While two- or three-gun competitions often reveal how important using an offset red dot optic is when prize money is on the line, there’s another competition where an offset mounted red dot optic system will help. When hunting, you’re competing against the elements and the prey you’re hunting.
While many of your hunting trips may require more extended distance shooting, your top mounted LPVO may be the only type of optic system you need. Suppose you’re stalking through a heavily wooded area, and your intended target suddenly presents itself at less than thirty or forty feet away.
It’s highly doubtful that the game you’re hunting is going to hang around long enough for you to adjust your top-mounted optic system and then take the shot. If a situation like this suddenly occurs, the best way to snap off a shot with any accuracy will be sighting through an offset red dot optic system and snapping off the necessary rounds.
Several hunters who frequently hunt more skittish game will tell you that having an offset-mounted red dot optic system is not only beneficial but, in a lot of situations, an absolute must. When only seconds count between you getting the shot off and the game you’re hunting disappearing into the underbrush, having an offset-mounted red dot optic system on your AR15 is often the difference between stocking your freezer or going home empty-handed.

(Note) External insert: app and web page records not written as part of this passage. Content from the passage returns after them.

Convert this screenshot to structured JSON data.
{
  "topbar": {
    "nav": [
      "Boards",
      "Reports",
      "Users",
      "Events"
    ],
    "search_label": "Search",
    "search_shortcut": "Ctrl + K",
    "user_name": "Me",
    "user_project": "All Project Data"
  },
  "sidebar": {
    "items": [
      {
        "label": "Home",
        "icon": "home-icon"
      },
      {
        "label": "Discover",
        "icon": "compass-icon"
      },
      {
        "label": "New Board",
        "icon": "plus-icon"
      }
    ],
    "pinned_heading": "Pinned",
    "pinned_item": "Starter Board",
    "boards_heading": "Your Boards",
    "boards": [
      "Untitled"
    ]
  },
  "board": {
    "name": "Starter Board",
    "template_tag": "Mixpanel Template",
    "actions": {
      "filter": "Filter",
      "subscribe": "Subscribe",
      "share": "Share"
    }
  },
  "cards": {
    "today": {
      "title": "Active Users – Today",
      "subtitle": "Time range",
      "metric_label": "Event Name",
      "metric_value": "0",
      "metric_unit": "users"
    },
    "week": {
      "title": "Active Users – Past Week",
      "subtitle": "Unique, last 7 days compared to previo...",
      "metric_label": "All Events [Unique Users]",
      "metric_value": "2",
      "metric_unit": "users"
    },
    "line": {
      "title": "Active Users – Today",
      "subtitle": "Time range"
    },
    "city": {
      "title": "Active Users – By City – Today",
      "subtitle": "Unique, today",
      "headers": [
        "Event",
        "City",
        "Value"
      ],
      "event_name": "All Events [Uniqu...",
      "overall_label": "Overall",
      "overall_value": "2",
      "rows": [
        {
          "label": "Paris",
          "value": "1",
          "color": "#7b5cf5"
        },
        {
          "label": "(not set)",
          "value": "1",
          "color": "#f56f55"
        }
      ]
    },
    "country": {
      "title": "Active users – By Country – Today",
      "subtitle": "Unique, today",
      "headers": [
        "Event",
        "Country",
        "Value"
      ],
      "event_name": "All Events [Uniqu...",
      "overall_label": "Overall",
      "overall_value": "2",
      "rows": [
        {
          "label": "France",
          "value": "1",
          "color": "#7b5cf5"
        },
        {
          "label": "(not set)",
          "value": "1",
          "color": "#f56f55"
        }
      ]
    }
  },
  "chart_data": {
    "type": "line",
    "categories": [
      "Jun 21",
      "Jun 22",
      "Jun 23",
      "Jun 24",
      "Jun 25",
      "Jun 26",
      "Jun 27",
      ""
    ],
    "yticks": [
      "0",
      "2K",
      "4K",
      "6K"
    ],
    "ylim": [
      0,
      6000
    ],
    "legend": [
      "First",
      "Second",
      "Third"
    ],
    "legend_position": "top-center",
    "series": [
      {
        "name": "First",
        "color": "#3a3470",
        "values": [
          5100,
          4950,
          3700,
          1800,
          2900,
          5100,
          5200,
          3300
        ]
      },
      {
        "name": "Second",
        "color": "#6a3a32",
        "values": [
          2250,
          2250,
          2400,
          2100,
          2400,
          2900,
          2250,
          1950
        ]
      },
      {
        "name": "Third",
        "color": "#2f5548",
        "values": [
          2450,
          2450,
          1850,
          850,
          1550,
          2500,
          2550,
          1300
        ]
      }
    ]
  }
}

One situation where an offset-mounted red dot optic helps is reducing exposure. Remember, when sighting through a top-mounted sight, whether ruggedized miniature reflex or hi-powered, most of the top of your head is in line and a few inches above the horizontal plane of your rifle.
When firing from a position of cover, exposing yourself to fire a shot often becomes necessary. Many users of offset-mounted optic systems forced to suffer through dynamic situations have discovered that you can assume a more protected cover position and continue to fire effectively.

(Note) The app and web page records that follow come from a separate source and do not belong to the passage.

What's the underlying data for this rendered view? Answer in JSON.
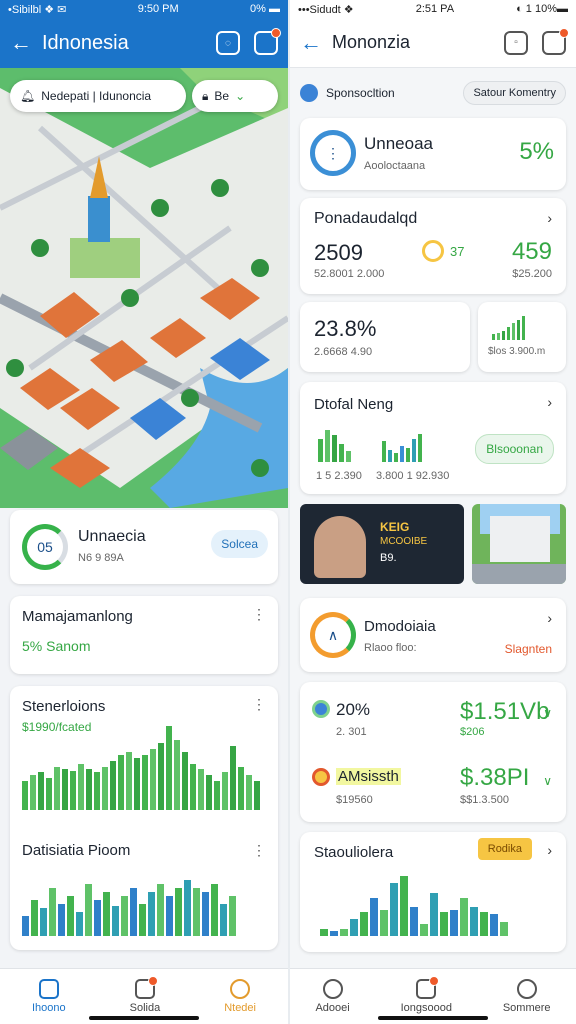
{
  "left": {
    "status": {
      "left": "•Sibilbl ❖ ✉",
      "time": "9:50 PM",
      "right": "0% ▬"
    },
    "appbar": {
      "title": "Idnonesia"
    },
    "search": {
      "location": "Nedepati | Idunoncia",
      "filter": "Be"
    },
    "card_ring": {
      "ring_value": "05",
      "title": "Unnaecia",
      "subtitle": "N6 9 89A",
      "button": "Solcea"
    },
    "card_manage": {
      "title": "Mamajamanlong",
      "metric": "5% Sanom"
    },
    "card_stats": {
      "title": "Stenerloions",
      "subtitle": "$1990/fcated"
    },
    "card_data": {
      "title": "Datisiatia Pioom"
    },
    "nav": {
      "home": "Ihoono",
      "solida": "Solida",
      "right": "Ntedei"
    },
    "stats_chart": {
      "type": "bar",
      "values": [
        20,
        24,
        26,
        22,
        30,
        28,
        27,
        32,
        28,
        26,
        30,
        34,
        38,
        40,
        36,
        38,
        42,
        46,
        58,
        48,
        40,
        32,
        28,
        24,
        20,
        26,
        44,
        30,
        24,
        20
      ]
    },
    "data_chart": {
      "type": "bar",
      "values": [
        10,
        18,
        14,
        24,
        16,
        20,
        12,
        26,
        18,
        22,
        15,
        20,
        24,
        16,
        22,
        26,
        20,
        24,
        28,
        24,
        22,
        26,
        16,
        20
      ]
    }
  },
  "right": {
    "status": {
      "left": "•••Sidudt ❖",
      "time": "2:51 PA",
      "right": "◐ 1 10%▬"
    },
    "appbar": {
      "title": "Mononzia"
    },
    "top_row": {
      "label": "Sponsocltion",
      "button": "Satour Komentry"
    },
    "card1": {
      "title": "Unneoaa",
      "subtitle": "Aooloctaana",
      "value": "5%"
    },
    "card2": {
      "title": "Ponadaudalqd",
      "value": "2509",
      "value_sub": "52.8001 2.000",
      "mid": "37",
      "right_value": "459",
      "right_sub": "$25.200"
    },
    "card3": {
      "value": "23.8%",
      "sub": "2.6668 4.90",
      "right_sub": "$los 3.900.m"
    },
    "card4": {
      "title": "Dtofal Neng",
      "sub1": "1 5 2.390",
      "sub2": "3.800 1 92.930",
      "button": "Blsooonan"
    },
    "media": {
      "headline": "KEIG",
      "line2": "MCOOIBE",
      "line3": "B9."
    },
    "card5": {
      "title": "Dmodoiaia",
      "subtitle": "Rlaoo floo:",
      "action": "Slagnten"
    },
    "card6": {
      "rows": [
        {
          "label": "20%",
          "sub": "2. 301",
          "value": "$1.51Vb",
          "value_sub": "$206"
        },
        {
          "label": "AMsissth",
          "sub": "$19560",
          "value": "$.38PI",
          "value_sub": "$$1.3.500"
        }
      ]
    },
    "card7": {
      "title": "Staouliolera",
      "badge": "Rodika"
    },
    "nav": {
      "left": "Adooei",
      "mid": "Iongsoood",
      "right": "Sommere"
    },
    "bars_a": {
      "type": "bar",
      "values": [
        20,
        28,
        24,
        16,
        10
      ]
    },
    "bars_b": {
      "type": "bar",
      "values": [
        18,
        10,
        8,
        14,
        12,
        20,
        24
      ]
    },
    "bars_c": {
      "type": "bar",
      "values": [
        6,
        8,
        10,
        14,
        18,
        22,
        26
      ]
    },
    "bars_d": {
      "type": "bar",
      "values": [
        6,
        4,
        6,
        14,
        20,
        32,
        22,
        44,
        50,
        24,
        10,
        36,
        20,
        22,
        32,
        24,
        20,
        18,
        12
      ]
    }
  },
  "colors": {
    "primary": "#1b74c9",
    "green": "#35a744",
    "orange": "#e2582d",
    "yellow": "#f6c543"
  }
}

Fancy or Necessary
While many AR 15 rifle owners and enthusiasts believe using an offset red dot optical system only has one or two practical applications. Others may tell you there aren’t enough practical applications to warrant spending the money for an offset-mounted red dot sight.
However, after mounting an offset red dot optical system, you’ll quickly discover, as most eventually do, that you now have a perfect blend of long-distance and close-up sighting.

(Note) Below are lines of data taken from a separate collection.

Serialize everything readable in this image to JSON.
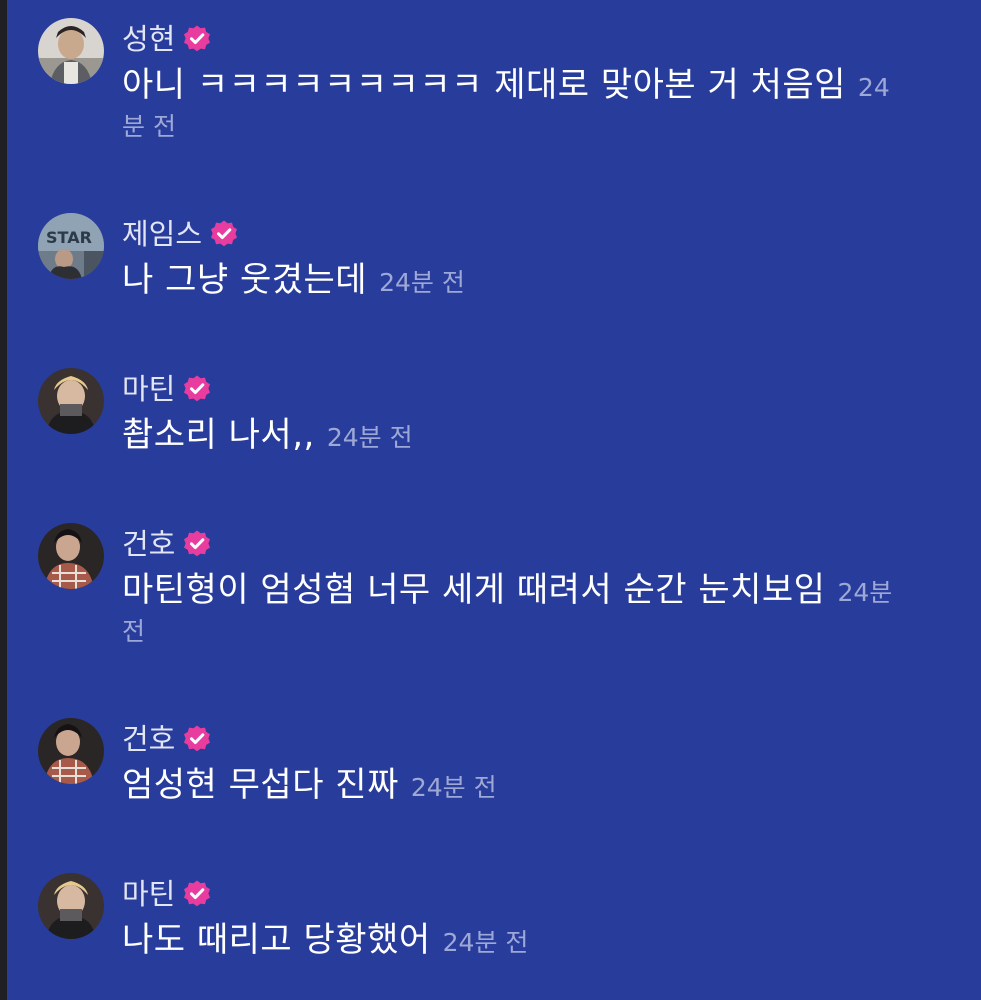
{
  "colors": {
    "background": "#283c9c",
    "badge": "#e83d9e",
    "name": "#e2e5f3",
    "text": "#ffffff",
    "time": "#9ea8d6"
  },
  "messages": [
    {
      "author": "성현",
      "verified_icon": "verified-badge-icon",
      "text": "아니 ㅋㅋㅋㅋㅋㅋㅋㅋㅋ 제대로 맞아본 거 처음임",
      "time_head": "24",
      "time_tail": "분 전"
    },
    {
      "author": "제임스",
      "verified_icon": "verified-badge-icon",
      "text": "나 그냥 웃겼는데",
      "time": "24분 전"
    },
    {
      "author": "마틴",
      "verified_icon": "verified-badge-icon",
      "text": "촵소리 나서,,",
      "time": "24분 전"
    },
    {
      "author": "건호",
      "verified_icon": "verified-badge-icon",
      "text": "마틴형이 엄성혐 너무 세게 때려서 순간 눈치보임",
      "time_head": "24분",
      "time_tail": "전"
    },
    {
      "author": "건호",
      "verified_icon": "verified-badge-icon",
      "text": "엄성현 무섭다 진짜",
      "time": "24분 전"
    },
    {
      "author": "마틴",
      "verified_icon": "verified-badge-icon",
      "text": "나도 때리고 당황했어",
      "time": "24분 전"
    }
  ]
}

Priced competitively, you’ll be able to find many red dot offset systems between the one hundred to four hundred dollar range. While most of these solutions are quality optic systems, you may want to investigate a few options, such as flip offset systems that flip up to use for close target acquisition and back down out of the way when sighting through your traditional top-mounted optic system.
If you’re still on the fence when determining whether an offset-mounted red dot is a fancy bell and whistle or necessary, one of the first things you should do is research all the offset red dot options on the market today. Regardless of whether you suddenly find yourself in a dynamic condition, are competing in a two or three-gun match, or are hunting a skittish, quick-moving game, mounting an offset red dot optic system on your AR15 will most assuredly improve the accuracy of your sighting game.
I have been writing firearms and outdoor material of over 50 years to date. I have hunted across the world including Russia and a great deal of time professional hunting in Australia. I currently live in the American west and hunt all across the Black Hills of South Dakota, and the Big Horn mountains. I have specialized much of my work as a load developer in shotguns and rifles. I have run a small company that builds suppressor barrels of my design, and load tests for writing purposes and consulting. My commercial names include Ballistics Research & Development / Metro Gun Systems.TM. You can find more info on me here.